*** Opening of Records for this exercise ***

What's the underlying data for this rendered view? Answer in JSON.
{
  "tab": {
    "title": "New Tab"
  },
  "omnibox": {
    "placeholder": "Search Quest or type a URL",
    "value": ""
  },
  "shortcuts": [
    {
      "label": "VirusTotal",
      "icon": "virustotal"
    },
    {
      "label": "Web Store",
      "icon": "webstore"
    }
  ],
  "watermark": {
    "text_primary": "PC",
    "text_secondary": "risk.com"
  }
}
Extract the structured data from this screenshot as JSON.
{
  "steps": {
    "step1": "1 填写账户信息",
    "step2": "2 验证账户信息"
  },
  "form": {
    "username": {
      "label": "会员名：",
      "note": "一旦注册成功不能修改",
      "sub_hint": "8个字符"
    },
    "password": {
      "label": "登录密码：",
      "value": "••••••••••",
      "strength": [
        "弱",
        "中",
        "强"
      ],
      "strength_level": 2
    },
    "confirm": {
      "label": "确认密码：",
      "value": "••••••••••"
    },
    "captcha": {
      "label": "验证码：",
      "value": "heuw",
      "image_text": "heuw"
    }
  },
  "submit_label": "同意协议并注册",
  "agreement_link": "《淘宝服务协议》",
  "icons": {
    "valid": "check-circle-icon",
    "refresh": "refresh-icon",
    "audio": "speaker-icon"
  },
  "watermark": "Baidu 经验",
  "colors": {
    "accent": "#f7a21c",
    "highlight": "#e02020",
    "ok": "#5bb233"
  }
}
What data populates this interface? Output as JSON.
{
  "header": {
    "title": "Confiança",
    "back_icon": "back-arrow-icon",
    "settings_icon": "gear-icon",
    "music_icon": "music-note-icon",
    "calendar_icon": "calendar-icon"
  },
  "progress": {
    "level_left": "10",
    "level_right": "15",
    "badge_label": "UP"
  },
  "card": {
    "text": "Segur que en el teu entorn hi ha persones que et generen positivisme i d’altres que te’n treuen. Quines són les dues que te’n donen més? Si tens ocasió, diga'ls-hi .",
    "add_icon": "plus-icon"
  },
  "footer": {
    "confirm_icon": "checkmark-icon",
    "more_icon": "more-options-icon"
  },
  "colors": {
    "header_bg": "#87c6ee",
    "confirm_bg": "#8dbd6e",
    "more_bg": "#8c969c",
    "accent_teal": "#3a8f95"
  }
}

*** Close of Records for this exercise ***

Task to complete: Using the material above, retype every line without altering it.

Exercise answer:
What's the underlying data for this rendered view? Answer in JSON.
{
  "tab": {
    "title": "New Tab"
  },
  "omnibox": {
    "placeholder": "Search Quest or type a URL",
    "value": ""
  },
  "shortcuts": [
    {
      "label": "VirusTotal",
      "icon": "virustotal"
    },
    {
      "label": "Web Store",
      "icon": "webstore"
    }
  ],
  "watermark": {
    "text_primary": "PC",
    "text_secondary": "risk.com"
  }
}
Extract the structured data from this screenshot as JSON.
{
  "steps": {
    "step1": "1 填写账户信息",
    "step2": "2 验证账户信息"
  },
  "form": {
    "username": {
      "label": "会员名：",
      "note": "一旦注册成功不能修改",
      "sub_hint": "8个字符"
    },
    "password": {
      "label": "登录密码：",
      "value": "••••••••••",
      "strength": [
        "弱",
        "中",
        "强"
      ],
      "strength_level": 2
    },
    "confirm": {
      "label": "确认密码：",
      "value": "••••••••••"
    },
    "captcha": {
      "label": "验证码：",
      "value": "heuw",
      "image_text": "heuw"
    }
  },
  "submit_label": "同意协议并注册",
  "agreement_link": "《淘宝服务协议》",
  "icons": {
    "valid": "check-circle-icon",
    "refresh": "refresh-icon",
    "audio": "speaker-icon"
  },
  "watermark": "Baidu 经验",
  "colors": {
    "accent": "#f7a21c",
    "highlight": "#e02020",
    "ok": "#5bb233"
  }
}
What data populates this interface? Output as JSON.
{
  "header": {
    "title": "Confiança",
    "back_icon": "back-arrow-icon",
    "settings_icon": "gear-icon",
    "music_icon": "music-note-icon",
    "calendar_icon": "calendar-icon"
  },
  "progress": {
    "level_left": "10",
    "level_right": "15",
    "badge_label": "UP"
  },
  "card": {
    "text": "Segur que en el teu entorn hi ha persones que et generen positivisme i d’altres que te’n treuen. Quines són les dues que te’n donen més? Si tens ocasió, diga'ls-hi .",
    "add_icon": "plus-icon"
  },
  "footer": {
    "confirm_icon": "checkmark-icon",
    "more_icon": "more-options-icon"
  },
  "colors": {
    "header_bg": "#87c6ee",
    "confirm_bg": "#8dbd6e",
    "more_bg": "#8c969c",
    "accent_teal": "#3a8f95"
  }
}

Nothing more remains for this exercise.